The records follow. Give them all back exactly.

------

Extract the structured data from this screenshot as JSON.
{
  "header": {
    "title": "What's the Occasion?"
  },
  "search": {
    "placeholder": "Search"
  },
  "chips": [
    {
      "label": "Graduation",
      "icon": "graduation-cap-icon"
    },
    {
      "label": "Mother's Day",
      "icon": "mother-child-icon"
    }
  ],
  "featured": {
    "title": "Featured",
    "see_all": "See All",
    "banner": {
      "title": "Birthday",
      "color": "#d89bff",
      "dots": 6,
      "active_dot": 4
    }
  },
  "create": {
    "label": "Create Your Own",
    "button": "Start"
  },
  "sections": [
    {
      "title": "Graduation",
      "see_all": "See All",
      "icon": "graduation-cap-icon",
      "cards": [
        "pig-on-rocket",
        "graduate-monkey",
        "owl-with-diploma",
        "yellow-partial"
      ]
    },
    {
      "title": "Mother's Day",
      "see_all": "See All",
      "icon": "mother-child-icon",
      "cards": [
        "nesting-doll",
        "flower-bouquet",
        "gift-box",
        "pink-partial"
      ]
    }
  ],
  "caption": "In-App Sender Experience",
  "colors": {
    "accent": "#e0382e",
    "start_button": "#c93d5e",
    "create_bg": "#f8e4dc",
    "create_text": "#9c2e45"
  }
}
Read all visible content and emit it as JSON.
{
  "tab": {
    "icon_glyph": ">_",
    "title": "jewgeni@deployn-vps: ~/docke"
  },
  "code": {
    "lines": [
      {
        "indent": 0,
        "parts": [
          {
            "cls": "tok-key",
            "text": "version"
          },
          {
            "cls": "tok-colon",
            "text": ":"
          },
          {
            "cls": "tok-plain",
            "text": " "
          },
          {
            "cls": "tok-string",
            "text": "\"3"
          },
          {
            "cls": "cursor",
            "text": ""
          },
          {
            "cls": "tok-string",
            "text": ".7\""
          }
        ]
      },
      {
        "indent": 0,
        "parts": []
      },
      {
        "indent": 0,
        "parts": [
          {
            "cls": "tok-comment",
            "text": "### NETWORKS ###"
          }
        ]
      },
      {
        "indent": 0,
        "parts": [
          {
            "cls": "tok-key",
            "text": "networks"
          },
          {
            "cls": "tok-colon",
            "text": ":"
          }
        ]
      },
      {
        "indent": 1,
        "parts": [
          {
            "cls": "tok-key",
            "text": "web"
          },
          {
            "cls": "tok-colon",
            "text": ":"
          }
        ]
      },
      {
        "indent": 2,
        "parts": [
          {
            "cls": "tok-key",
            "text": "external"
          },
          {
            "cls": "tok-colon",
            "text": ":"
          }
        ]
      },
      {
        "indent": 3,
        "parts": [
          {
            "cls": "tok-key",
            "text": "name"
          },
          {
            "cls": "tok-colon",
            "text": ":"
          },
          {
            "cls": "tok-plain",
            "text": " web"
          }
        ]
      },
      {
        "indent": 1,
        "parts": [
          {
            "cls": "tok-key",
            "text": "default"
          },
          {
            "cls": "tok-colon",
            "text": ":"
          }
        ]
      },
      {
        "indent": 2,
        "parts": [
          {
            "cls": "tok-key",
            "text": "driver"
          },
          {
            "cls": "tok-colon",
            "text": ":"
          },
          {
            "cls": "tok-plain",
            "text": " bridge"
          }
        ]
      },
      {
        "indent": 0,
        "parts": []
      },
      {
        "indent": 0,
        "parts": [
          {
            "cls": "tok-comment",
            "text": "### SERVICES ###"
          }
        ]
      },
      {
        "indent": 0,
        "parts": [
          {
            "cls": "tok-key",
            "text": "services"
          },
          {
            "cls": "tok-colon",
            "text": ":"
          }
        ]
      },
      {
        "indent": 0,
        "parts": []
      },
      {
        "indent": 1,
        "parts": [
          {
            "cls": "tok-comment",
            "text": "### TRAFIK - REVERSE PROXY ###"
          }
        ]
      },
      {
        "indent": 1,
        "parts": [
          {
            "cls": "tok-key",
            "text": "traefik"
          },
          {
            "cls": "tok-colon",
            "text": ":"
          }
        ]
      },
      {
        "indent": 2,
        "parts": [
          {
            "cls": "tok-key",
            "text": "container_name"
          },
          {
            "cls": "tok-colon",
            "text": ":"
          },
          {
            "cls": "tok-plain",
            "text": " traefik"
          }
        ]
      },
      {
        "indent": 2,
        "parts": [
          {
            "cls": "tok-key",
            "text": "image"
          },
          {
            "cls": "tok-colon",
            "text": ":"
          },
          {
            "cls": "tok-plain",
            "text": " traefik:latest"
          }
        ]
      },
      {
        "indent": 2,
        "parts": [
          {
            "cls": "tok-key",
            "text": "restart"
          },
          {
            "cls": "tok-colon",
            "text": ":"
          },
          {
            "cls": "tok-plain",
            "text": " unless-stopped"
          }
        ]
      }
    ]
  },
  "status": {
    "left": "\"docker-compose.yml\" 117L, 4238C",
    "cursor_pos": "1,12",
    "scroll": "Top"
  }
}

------

*WRITTEN SOLUTION*
Extract the structured data from this screenshot as JSON.
{
  "header": {
    "title": "What's the Occasion?"
  },
  "search": {
    "placeholder": "Search"
  },
  "chips": [
    {
      "label": "Graduation",
      "icon": "graduation-cap-icon"
    },
    {
      "label": "Mother's Day",
      "icon": "mother-child-icon"
    }
  ],
  "featured": {
    "title": "Featured",
    "see_all": "See All",
    "banner": {
      "title": "Birthday",
      "color": "#d89bff",
      "dots": 6,
      "active_dot": 4
    }
  },
  "create": {
    "label": "Create Your Own",
    "button": "Start"
  },
  "sections": [
    {
      "title": "Graduation",
      "see_all": "See All",
      "icon": "graduation-cap-icon",
      "cards": [
        "pig-on-rocket",
        "graduate-monkey",
        "owl-with-diploma",
        "yellow-partial"
      ]
    },
    {
      "title": "Mother's Day",
      "see_all": "See All",
      "icon": "mother-child-icon",
      "cards": [
        "nesting-doll",
        "flower-bouquet",
        "gift-box",
        "pink-partial"
      ]
    }
  ],
  "caption": "In-App Sender Experience",
  "colors": {
    "accent": "#e0382e",
    "start_button": "#c93d5e",
    "create_bg": "#f8e4dc",
    "create_text": "#9c2e45"
  }
}
Read all visible content and emit it as JSON.
{
  "tab": {
    "icon_glyph": ">_",
    "title": "jewgeni@deployn-vps: ~/docke"
  },
  "code": {
    "lines": [
      {
        "indent": 0,
        "parts": [
          {
            "cls": "tok-key",
            "text": "version"
          },
          {
            "cls": "tok-colon",
            "text": ":"
          },
          {
            "cls": "tok-plain",
            "text": " "
          },
          {
            "cls": "tok-string",
            "text": "\"3"
          },
          {
            "cls": "cursor",
            "text": ""
          },
          {
            "cls": "tok-string",
            "text": ".7\""
          }
        ]
      },
      {
        "indent": 0,
        "parts": []
      },
      {
        "indent": 0,
        "parts": [
          {
            "cls": "tok-comment",
            "text": "### NETWORKS ###"
          }
        ]
      },
      {
        "indent": 0,
        "parts": [
          {
            "cls": "tok-key",
            "text": "networks"
          },
          {
            "cls": "tok-colon",
            "text": ":"
          }
        ]
      },
      {
        "indent": 1,
        "parts": [
          {
            "cls": "tok-key",
            "text": "web"
          },
          {
            "cls": "tok-colon",
            "text": ":"
          }
        ]
      },
      {
        "indent": 2,
        "parts": [
          {
            "cls": "tok-key",
            "text": "external"
          },
          {
            "cls": "tok-colon",
            "text": ":"
          }
        ]
      },
      {
        "indent": 3,
        "parts": [
          {
            "cls": "tok-key",
            "text": "name"
          },
          {
            "cls": "tok-colon",
            "text": ":"
          },
          {
            "cls": "tok-plain",
            "text": " web"
          }
        ]
      },
      {
        "indent": 1,
        "parts": [
          {
            "cls": "tok-key",
            "text": "default"
          },
          {
            "cls": "tok-colon",
            "text": ":"
          }
        ]
      },
      {
        "indent": 2,
        "parts": [
          {
            "cls": "tok-key",
            "text": "driver"
          },
          {
            "cls": "tok-colon",
            "text": ":"
          },
          {
            "cls": "tok-plain",
            "text": " bridge"
          }
        ]
      },
      {
        "indent": 0,
        "parts": []
      },
      {
        "indent": 0,
        "parts": [
          {
            "cls": "tok-comment",
            "text": "### SERVICES ###"
          }
        ]
      },
      {
        "indent": 0,
        "parts": [
          {
            "cls": "tok-key",
            "text": "services"
          },
          {
            "cls": "tok-colon",
            "text": ":"
          }
        ]
      },
      {
        "indent": 0,
        "parts": []
      },
      {
        "indent": 1,
        "parts": [
          {
            "cls": "tok-comment",
            "text": "### TRAFIK - REVERSE PROXY ###"
          }
        ]
      },
      {
        "indent": 1,
        "parts": [
          {
            "cls": "tok-key",
            "text": "traefik"
          },
          {
            "cls": "tok-colon",
            "text": ":"
          }
        ]
      },
      {
        "indent": 2,
        "parts": [
          {
            "cls": "tok-key",
            "text": "container_name"
          },
          {
            "cls": "tok-colon",
            "text": ":"
          },
          {
            "cls": "tok-plain",
            "text": " traefik"
          }
        ]
      },
      {
        "indent": 2,
        "parts": [
          {
            "cls": "tok-key",
            "text": "image"
          },
          {
            "cls": "tok-colon",
            "text": ":"
          },
          {
            "cls": "tok-plain",
            "text": " traefik:latest"
          }
        ]
      },
      {
        "indent": 2,
        "parts": [
          {
            "cls": "tok-key",
            "text": "restart"
          },
          {
            "cls": "tok-colon",
            "text": ":"
          },
          {
            "cls": "tok-plain",
            "text": " unless-stopped"
          }
        ]
      }
    ]
  },
  "status": {
    "left": "\"docker-compose.yml\" 117L, 4238C",
    "cursor_pos": "1,12",
    "scroll": "Top"
  }
}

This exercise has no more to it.